[Record set Boundary: Start]

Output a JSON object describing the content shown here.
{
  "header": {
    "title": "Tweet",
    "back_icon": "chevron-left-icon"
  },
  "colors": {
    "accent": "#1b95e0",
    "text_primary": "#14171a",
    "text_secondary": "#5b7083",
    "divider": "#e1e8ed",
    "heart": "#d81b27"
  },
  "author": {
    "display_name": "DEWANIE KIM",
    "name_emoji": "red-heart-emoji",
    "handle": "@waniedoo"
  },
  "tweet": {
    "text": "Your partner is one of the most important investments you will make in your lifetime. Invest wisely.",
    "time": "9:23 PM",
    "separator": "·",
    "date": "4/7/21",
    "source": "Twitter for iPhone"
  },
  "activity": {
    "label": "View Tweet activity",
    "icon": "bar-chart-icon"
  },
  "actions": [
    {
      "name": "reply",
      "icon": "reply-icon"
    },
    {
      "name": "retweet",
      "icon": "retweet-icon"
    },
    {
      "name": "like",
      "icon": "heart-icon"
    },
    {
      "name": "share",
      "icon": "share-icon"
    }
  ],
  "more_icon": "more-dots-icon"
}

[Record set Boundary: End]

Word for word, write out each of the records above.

Output a JSON object describing the content shown here.
{
  "header": {
    "title": "Tweet",
    "back_icon": "chevron-left-icon"
  },
  "colors": {
    "accent": "#1b95e0",
    "text_primary": "#14171a",
    "text_secondary": "#5b7083",
    "divider": "#e1e8ed",
    "heart": "#d81b27"
  },
  "author": {
    "display_name": "DEWANIE KIM",
    "name_emoji": "red-heart-emoji",
    "handle": "@waniedoo"
  },
  "tweet": {
    "text": "Your partner is one of the most important investments you will make in your lifetime. Invest wisely.",
    "time": "9:23 PM",
    "separator": "·",
    "date": "4/7/21",
    "source": "Twitter for iPhone"
  },
  "activity": {
    "label": "View Tweet activity",
    "icon": "bar-chart-icon"
  },
  "actions": [
    {
      "name": "reply",
      "icon": "reply-icon"
    },
    {
      "name": "retweet",
      "icon": "retweet-icon"
    },
    {
      "name": "like",
      "icon": "heart-icon"
    },
    {
      "name": "share",
      "icon": "share-icon"
    }
  ],
  "more_icon": "more-dots-icon"
}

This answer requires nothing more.